The Ku-band SeaWinds-on-QuikSCAT scatterometer (QuikSCAT) operated continuously from 1999 to 2009. Though its primary mission was to estimate global ocean winds, QuikSCAT has proven useful in a variety of geophysical studies using land backscatter measurements. The end of the primary QuikSCAT mission in 2009 has prompted interest for continuing the QuikSCAT land dataset with other scatterometers. The Oceansat-2 scatterometer (OSCAT), launched in 2009, is a viable candidate for continuing the QuikSCAT time series because of the similarities of both sensors in function and design. An important difference in the sensors is that they operate at slightly different incidence angles. Continuing the time series requires careful cross-calibration of the two sensors. Because the sensor datasets overlapped by only a few weeks in late 2009, the amount of simultaneous data is insufficient to describe temporal and locational variations in the relative calibration, or difference between QuikSCAT and OSCAT measurements. To overcome this limitation, we perform direct and model-based comparisons of temporally-disjoint QuikSCAT and OSCAT global land measurements to describe the relative calibration. Using homogeneous rainforest targets, we also identify drift and azimuthal biases in the OSCAT dataset and present suggestions for removing them. The relative calibration is found to vary locationally by several tenths of a decibel over certain regions. Evidence is presented that suggests the relative calibration is dependent on environmental factors such as vegetation density and freeze-thaw status and results from the different incidence angles of the measurements.

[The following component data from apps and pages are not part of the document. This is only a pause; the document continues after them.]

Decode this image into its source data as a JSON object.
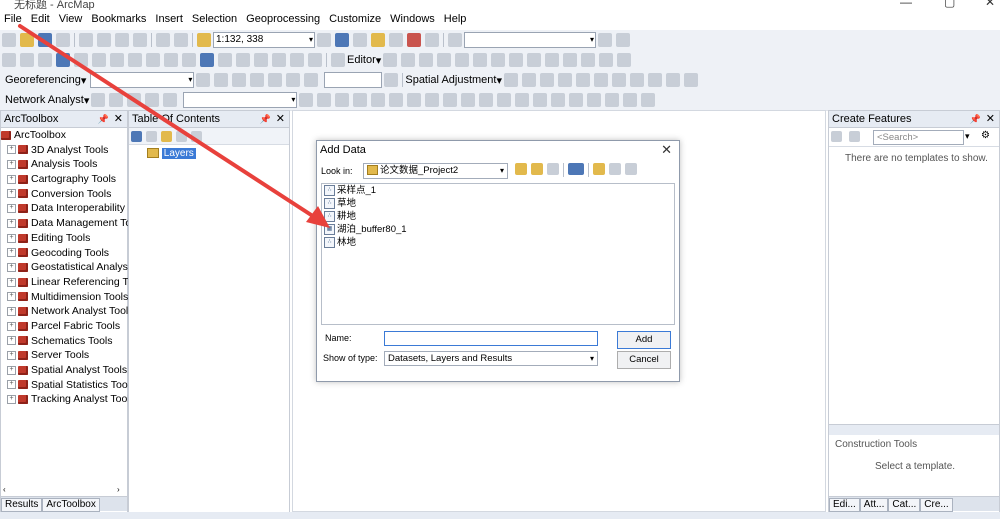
{
  "window": {
    "title": "无标题 - ArcMap"
  },
  "menu": [
    "File",
    "Edit",
    "View",
    "Bookmarks",
    "Insert",
    "Selection",
    "Geoprocessing",
    "Customize",
    "Windows",
    "Help"
  ],
  "toolbar1": {
    "scale": "1:132, 338"
  },
  "toolbar_labels": {
    "editor": "Editor",
    "georeferencing": "Georeferencing",
    "spatial_adjustment": "Spatial Adjustment",
    "network_analyst": "Network Analyst"
  },
  "arctoolbox": {
    "title": "ArcToolbox",
    "root": "ArcToolbox",
    "items": [
      "3D Analyst Tools",
      "Analysis Tools",
      "Cartography Tools",
      "Conversion Tools",
      "Data Interoperability T",
      "Data Management Too",
      "Editing Tools",
      "Geocoding Tools",
      "Geostatistical Analyst T",
      "Linear Referencing Too",
      "Multidimension Tools",
      "Network Analyst Tools",
      "Parcel Fabric Tools",
      "Schematics Tools",
      "Server Tools",
      "Spatial Analyst Tools",
      "Spatial Statistics Tools",
      "Tracking Analyst Tools"
    ],
    "tabs": [
      "Results",
      "ArcToolbox"
    ]
  },
  "toc": {
    "title": "Table Of Contents",
    "layers": "Layers"
  },
  "create_features": {
    "title": "Create Features",
    "search_placeholder": "<Search>",
    "empty_msg": "There are no templates to show.",
    "construction_tools": "Construction Tools",
    "select_template": "Select a template.",
    "tabs": [
      "Edi...",
      "Att...",
      "Cat...",
      "Cre..."
    ]
  },
  "dialog": {
    "title": "Add Data",
    "look_in_label": "Look in:",
    "look_in_value": "论文数据_Project2",
    "files": [
      "采样点_1",
      "草地",
      "耕地",
      "湖泊_buffer80_1",
      "林地"
    ],
    "name_label": "Name:",
    "name_value": "",
    "show_type_label": "Show of type:",
    "show_type_value": "Datasets, Layers and Results",
    "add_label": "Add",
    "cancel_label": "Cancel"
  },
  "colors": {
    "arrow": "#e8413c",
    "accent": "#3b7ad6",
    "toolbox_red": "#c0392b"
  }
}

College and Department

Ira A. Fulton College of Engineering and Technology; Electrical and Computer Engineering



Date Submitted


Document Type





QuikSCAT, OSCAT, scatterometer, calibration